We are very mindful of the sacrifices the political leaders of Sudan have to make, even in terms of their personal lives, to play their roles as change agents for the creation of a new reality which portends a future of hope, happiness and a better life for all the people of Sudan.
That sounds a whole lot better than being labelled a war criminal over Darfur – one of al-Bashir’s earlier experiences. Two years ago, the ICC had charged Bashir with crimes against humanity in his treatment of the Darfuris when government troops and irregular militias tried to crush rebel groups. The janjaweed militia engaged in widespread killings of civilians and the UN now says some 2.7 million people were displaced as a result of the violence and wholesale destruction.

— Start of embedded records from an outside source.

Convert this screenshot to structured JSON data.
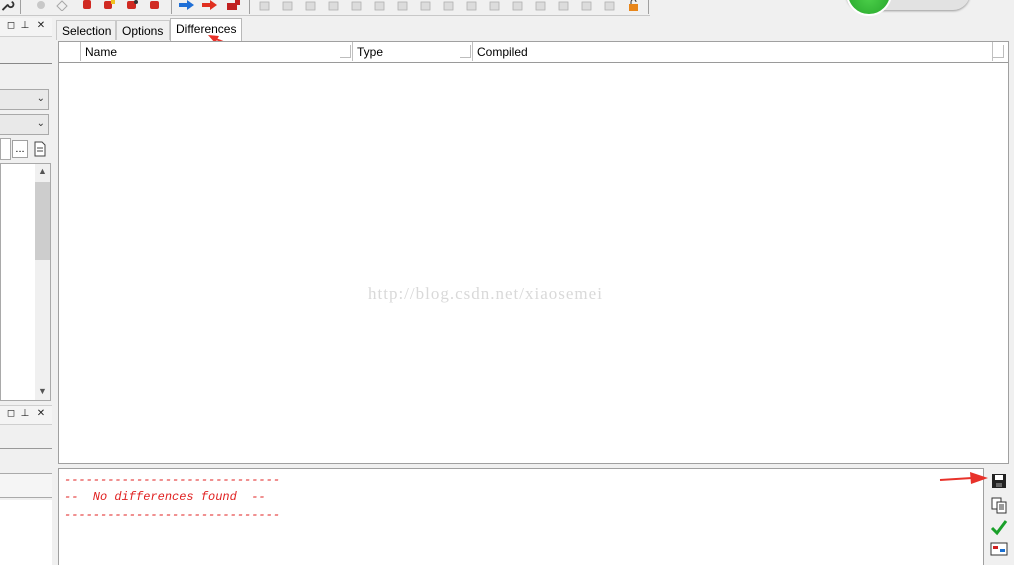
{
  "toolbar": {
    "icons": [
      "wrench-icon",
      "gear-gray-icon",
      "tag-gray-icon",
      "database-red-icon",
      "database-edit-red-icon",
      "database-alt-red-icon",
      "database-remove-red-icon",
      "arrow-right-blue-icon",
      "arrow-right-red-icon",
      "connect-red-icon",
      "compare-gray-icons",
      "lock-orange-icon"
    ]
  },
  "left_panel": {
    "window_controls": [
      "◻",
      "⊥",
      "✕"
    ],
    "browse_button": "...",
    "scroll_up": "▲",
    "scroll_down": "▼"
  },
  "tabs": [
    {
      "label": "Selection",
      "active": false
    },
    {
      "label": "Options",
      "active": false
    },
    {
      "label": "Differences",
      "active": true
    }
  ],
  "grid": {
    "columns": [
      "Name",
      "Type",
      "Compiled"
    ],
    "rows": []
  },
  "watermark": "http://blog.csdn.net/xiaosemei",
  "output": {
    "lines": [
      "------------------------------",
      "--  No differences found  --",
      "------------------------------"
    ]
  },
  "side_tools": [
    "save-icon",
    "copy-icon",
    "check-icon",
    "compare-icon"
  ],
  "colors": {
    "output_text": "#e02020",
    "annotation_arrow": "#e8322a",
    "indicator_green": "#2bb02e"
  }
}
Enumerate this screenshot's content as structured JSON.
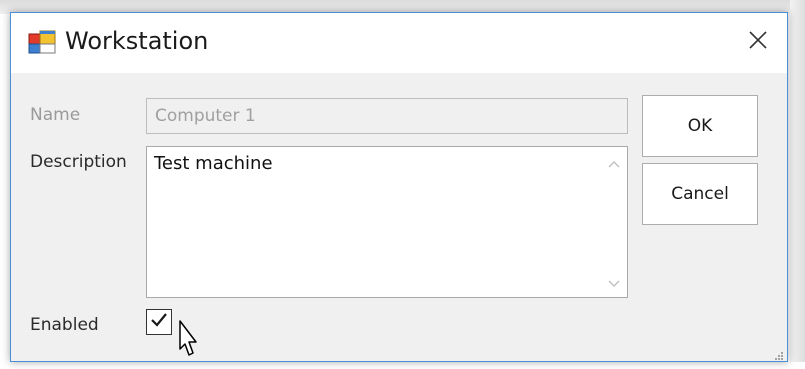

And even a peaceful, successful secession by the south could generate political instability in the north, along with new pressures for separation by people in Darfur. Meanwhile, in the south, leaders of several guerrilla groups may yet try to put a spoke in the wheel of the final settlement. The infrastructure deficit in the south is so big that an enormous number of hopes for prosperity will remain dependent on luck, long-time effort and a huge gaggle of foreign consultants and hires-on (and the economic and social distortions and disruptions that will no doubt cause).
David Gressly, the UN’s coordinator in Juba, admits, “Real success will take 20 to 25 years.” And so, even if this coming vote is peaceful and predictable, will everyone in Juba or the bush, or in Khartoum for that matter, really be prepared to wait a generation for oil’s largess to solve the two nation’s problems?
Meanwhile, time to get ready for the vote counting and those pictures of South Sudanese voters lining up across the landscape, profiled against the Sun, to cast their votes about their future. And, of course, the kerfuffle over what the new flag looks like, the national anthem – and even the official name of the country. That stuff matters too. DM
Read more on the current situation: Time, the BBC, the BBC, the BBC, Polity, Creamermedia newsletters, CNN, CNN, the New York Times, the New York Times, the New York Times, the New York Times, the New York Times, the Economist, the Washington Post, and the Centre for Strategic and International Studies blog.
Watermelons were originally cultivated in Africa.